[Aim of the task]
Across the data below, how many lines hold "background"? Answer with that number and nothing else.

[Task material]
BEGIN

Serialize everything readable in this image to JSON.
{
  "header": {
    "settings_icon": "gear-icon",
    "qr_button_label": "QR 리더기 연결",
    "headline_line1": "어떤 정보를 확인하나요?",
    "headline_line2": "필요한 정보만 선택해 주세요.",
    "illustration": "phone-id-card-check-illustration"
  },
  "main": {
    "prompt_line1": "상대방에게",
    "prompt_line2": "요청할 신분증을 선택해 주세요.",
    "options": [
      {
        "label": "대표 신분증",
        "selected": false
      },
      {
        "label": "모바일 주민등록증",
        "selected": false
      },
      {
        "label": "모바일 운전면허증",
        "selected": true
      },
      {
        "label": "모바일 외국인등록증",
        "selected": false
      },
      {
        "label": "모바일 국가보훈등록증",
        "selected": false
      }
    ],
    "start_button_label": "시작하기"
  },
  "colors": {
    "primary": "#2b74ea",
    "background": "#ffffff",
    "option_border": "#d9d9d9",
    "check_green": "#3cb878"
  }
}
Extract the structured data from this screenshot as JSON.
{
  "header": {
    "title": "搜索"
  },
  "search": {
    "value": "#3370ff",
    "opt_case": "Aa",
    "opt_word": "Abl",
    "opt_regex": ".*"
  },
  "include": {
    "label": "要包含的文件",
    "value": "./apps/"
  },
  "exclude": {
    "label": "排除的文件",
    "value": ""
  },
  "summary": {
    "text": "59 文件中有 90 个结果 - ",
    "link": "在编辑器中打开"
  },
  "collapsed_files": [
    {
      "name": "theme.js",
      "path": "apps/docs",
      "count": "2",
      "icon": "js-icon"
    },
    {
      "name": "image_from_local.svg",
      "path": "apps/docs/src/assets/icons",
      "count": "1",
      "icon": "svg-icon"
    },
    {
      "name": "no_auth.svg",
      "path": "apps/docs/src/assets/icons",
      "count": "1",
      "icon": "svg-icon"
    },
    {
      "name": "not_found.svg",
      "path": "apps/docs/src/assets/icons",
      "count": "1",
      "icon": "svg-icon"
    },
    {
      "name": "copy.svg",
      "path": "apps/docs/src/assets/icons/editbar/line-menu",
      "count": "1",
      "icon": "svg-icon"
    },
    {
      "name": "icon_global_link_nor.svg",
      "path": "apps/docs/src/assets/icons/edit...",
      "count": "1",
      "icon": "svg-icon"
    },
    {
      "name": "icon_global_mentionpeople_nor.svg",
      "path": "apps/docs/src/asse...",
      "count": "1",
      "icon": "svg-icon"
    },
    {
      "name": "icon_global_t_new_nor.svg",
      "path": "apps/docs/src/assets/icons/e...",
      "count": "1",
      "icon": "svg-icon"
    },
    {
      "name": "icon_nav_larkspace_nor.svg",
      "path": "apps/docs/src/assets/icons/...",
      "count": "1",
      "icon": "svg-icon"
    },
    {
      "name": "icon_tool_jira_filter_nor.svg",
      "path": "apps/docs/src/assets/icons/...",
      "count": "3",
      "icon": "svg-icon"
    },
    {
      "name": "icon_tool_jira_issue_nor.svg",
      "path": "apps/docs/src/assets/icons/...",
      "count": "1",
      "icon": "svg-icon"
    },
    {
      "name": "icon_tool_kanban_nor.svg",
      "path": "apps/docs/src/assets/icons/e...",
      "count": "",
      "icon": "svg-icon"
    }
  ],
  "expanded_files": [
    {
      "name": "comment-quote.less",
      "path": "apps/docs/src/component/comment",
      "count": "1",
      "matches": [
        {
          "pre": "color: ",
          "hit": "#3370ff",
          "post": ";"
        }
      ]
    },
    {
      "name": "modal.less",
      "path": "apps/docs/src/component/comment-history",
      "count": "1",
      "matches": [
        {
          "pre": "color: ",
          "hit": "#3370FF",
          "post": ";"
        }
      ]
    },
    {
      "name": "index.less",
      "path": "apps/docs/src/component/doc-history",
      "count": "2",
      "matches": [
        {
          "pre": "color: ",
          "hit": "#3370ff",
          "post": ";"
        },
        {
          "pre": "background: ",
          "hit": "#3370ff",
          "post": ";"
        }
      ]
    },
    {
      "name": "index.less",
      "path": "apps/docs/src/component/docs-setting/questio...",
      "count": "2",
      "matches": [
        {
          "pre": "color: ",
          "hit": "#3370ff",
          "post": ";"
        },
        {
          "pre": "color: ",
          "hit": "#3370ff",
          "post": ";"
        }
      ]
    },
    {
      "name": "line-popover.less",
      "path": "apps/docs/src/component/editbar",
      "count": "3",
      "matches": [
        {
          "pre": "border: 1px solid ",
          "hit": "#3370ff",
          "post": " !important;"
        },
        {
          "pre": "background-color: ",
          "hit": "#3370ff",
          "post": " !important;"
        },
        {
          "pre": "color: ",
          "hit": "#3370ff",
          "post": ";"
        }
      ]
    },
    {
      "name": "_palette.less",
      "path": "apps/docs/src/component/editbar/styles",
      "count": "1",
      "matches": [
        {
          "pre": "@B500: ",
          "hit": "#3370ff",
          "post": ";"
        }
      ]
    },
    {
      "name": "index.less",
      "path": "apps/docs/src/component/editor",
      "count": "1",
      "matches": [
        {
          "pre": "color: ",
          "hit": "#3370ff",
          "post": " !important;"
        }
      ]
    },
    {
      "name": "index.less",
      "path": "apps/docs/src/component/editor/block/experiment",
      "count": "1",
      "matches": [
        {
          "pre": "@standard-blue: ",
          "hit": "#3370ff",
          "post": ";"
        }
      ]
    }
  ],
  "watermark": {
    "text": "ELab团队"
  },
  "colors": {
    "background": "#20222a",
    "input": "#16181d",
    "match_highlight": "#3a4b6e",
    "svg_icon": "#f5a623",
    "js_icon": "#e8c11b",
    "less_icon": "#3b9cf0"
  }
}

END

[Response to this task]
4